Now, making adjustments is less a cliche than the difference between the possible end of the Dodgers’ season, and a possible Game 6 on Friday in St. Louis.
Buster Olney, in his morning blog for ESPN.com, wrote today about how the Boston Red Sox are adjusting to injured Detroit Tigers slugger Miguel Cabrera and stifling the presumptive American League MVP in the ALCS. It’s a given that the same cat-and-mouse game is playing out in the NLCS.
Dodgers outfielder Andre Ethier is injured, and the Cardinals are certainly taking notice and making adjustments.
“I can’t get quite back on my back side like I want to,” Ethier said before Game 4. “But it’s still just figuring out a way to get a good pitch, put a good swing on it.
Ethier caught the mouse in Game 4. He went 2-for-3 with a walk, one of few Dodgers who didn’t have a truly poor at-bat Tuesday.
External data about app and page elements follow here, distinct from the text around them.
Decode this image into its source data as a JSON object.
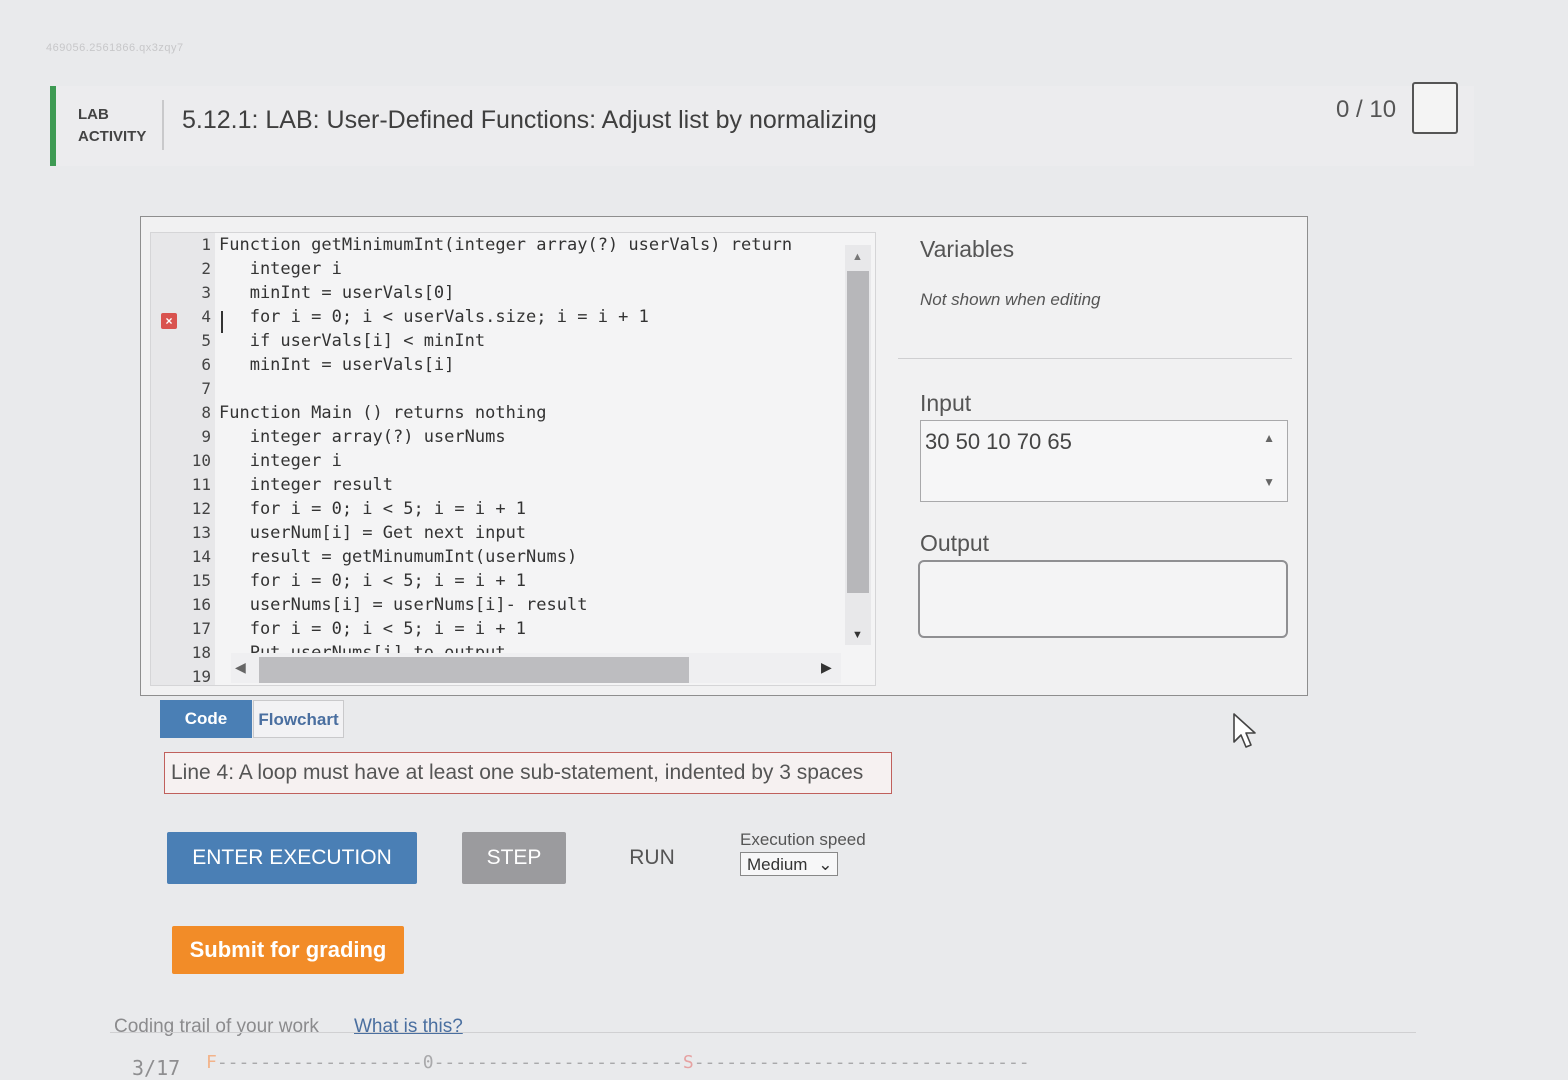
{
  "page_id": "469056.2561866.qx3zqy7",
  "header": {
    "lab_label_line1": "LAB",
    "lab_label_line2": "ACTIVITY",
    "title": "5.12.1: LAB: User-Defined Functions: Adjust list by normalizing",
    "score": "0 / 10"
  },
  "editor": {
    "line_numbers": [
      "1",
      "2",
      "3",
      "4",
      "5",
      "6",
      "7",
      "8",
      "9",
      "10",
      "11",
      "12",
      "13",
      "14",
      "15",
      "16",
      "17",
      "18",
      "19"
    ],
    "lines": [
      "Function getMinimumInt(integer array(?) userVals) return",
      "   integer i",
      "   minInt = userVals[0]",
      "   for i = 0; i < userVals.size; i = i + 1",
      "   if userVals[i] < minInt",
      "   minInt = userVals[i]",
      "",
      "Function Main () returns nothing",
      "   integer array(?) userNums",
      "   integer i",
      "   integer result",
      "   for i = 0; i < 5; i = i + 1",
      "   userNum[i] = Get next input",
      "   result = getMinumumInt(userNums)",
      "   for i = 0; i < 5; i = i + 1",
      "   userNums[i] = userNums[i]- result",
      "   for i = 0; i < 5; i = i + 1",
      "   Put userNums[i] to output",
      ""
    ],
    "error_line": "4",
    "error_marker": "×"
  },
  "variables": {
    "title": "Variables",
    "note": "Not shown when editing"
  },
  "input": {
    "title": "Input",
    "value": "30 50 10 70 65"
  },
  "output": {
    "title": "Output",
    "value": ""
  },
  "tabs": {
    "code": "Code",
    "flowchart": "Flowchart"
  },
  "error_message": "Line 4: A loop must have at least one sub-statement, indented by 3 spaces",
  "controls": {
    "enter_execution": "ENTER EXECUTION",
    "step": "STEP",
    "run": "RUN",
    "speed_label": "Execution speed",
    "speed_value": "Medium"
  },
  "submit_label": "Submit for grading",
  "trail": {
    "label": "Coding trail of your work",
    "link": "What is this?",
    "count": "3/17",
    "progress_f": "F",
    "progress_mid": "-------------------0-----------------------",
    "progress_s": "S",
    "progress_end": "-------------------------------"
  },
  "colors": {
    "accent_blue": "#4a7fb5",
    "submit_orange": "#f28c28",
    "lab_green": "#3e9a53",
    "error_red": "#d9534f"
  }
}
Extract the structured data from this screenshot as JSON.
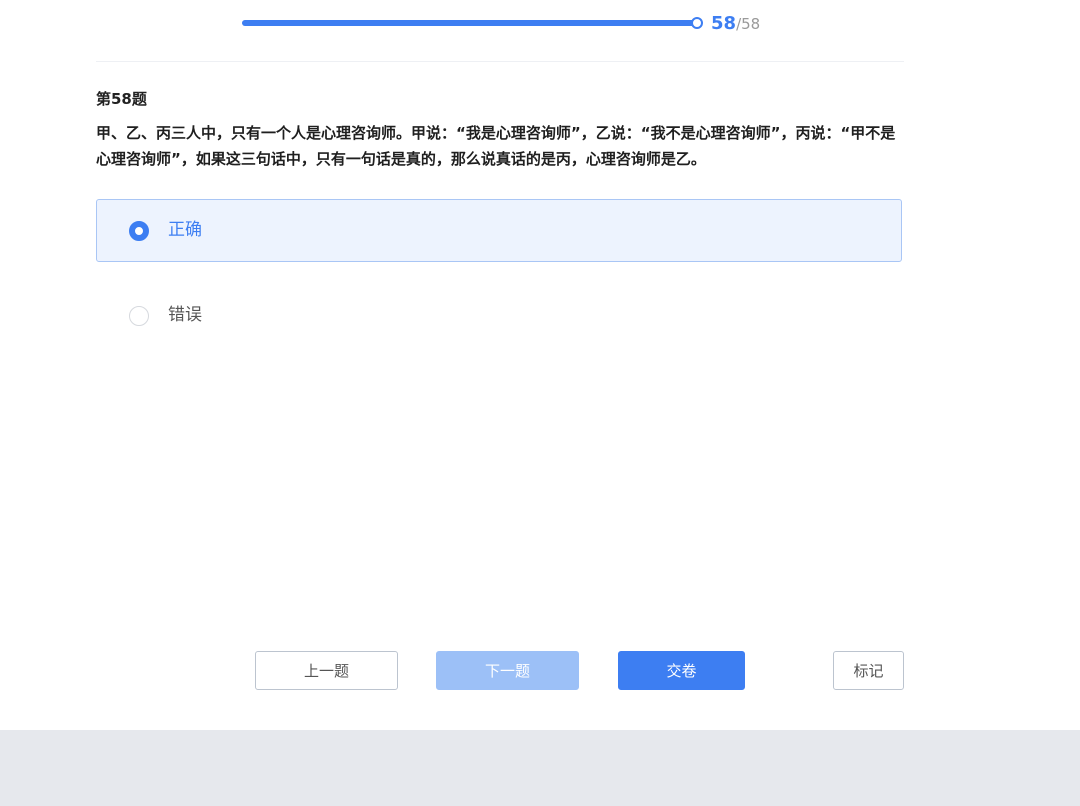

Ramirez, by contrast, was in visible pain as he went 0-for-3 with three strikeouts.
“It tells me more that (Ramirez) was afraid to pull the trigger last night,” Dodgers manager Don Mattingly said. “Day to day it seems like he’s different one day to the next. He’s saying he’s better than yesterday. He wants to go. I think they’re going to pitch the way they pitch. You’re going to try to get him out the way you had a game plan to get him out.”
But the concept of making adjustments goes beyond Ethier and Ramirez, and any other Dodger injuries the Cardinals’ pitchers are trying to exploit.
Now that the Dodgers have seen Joe Kelly once, and the Cardinals have seen Zack Greinke once, the entirety of Game 5 hinges on adjustments. If the quality of pitching, fielding and hitting remain roughly equal, the team that makes the best adjustments will win.
“We’ve seen Joe now two times,” Dodgers center fielder Skip Schumaker said. “Hopefully we can make that adjustment against him from Game 1 to now. We’ve got a pretty good pitcher on our side going. Hopefully Greinke can at least match what Joe did to us in Game 1.”
The Cardinals’ bullpen is full of flamethrowers in the 95-100 mph range, and that might be the biggest difference between the two Championship Series. To beat St. Louis, the Dodgers hitters need to do more than outfox their opponents; they need tremendous bat speed.
That’s one reason why a Dodgers’ win or loss today can’t fall entirely on the advance scouting department, and it’s probably why a hobbled Ramirez is still in the lineup. “He gives us the best chance,” Mattingly said.
It’s more than a subplot to Game 5. Call it a co-plot.
Here are the lineups for both teams: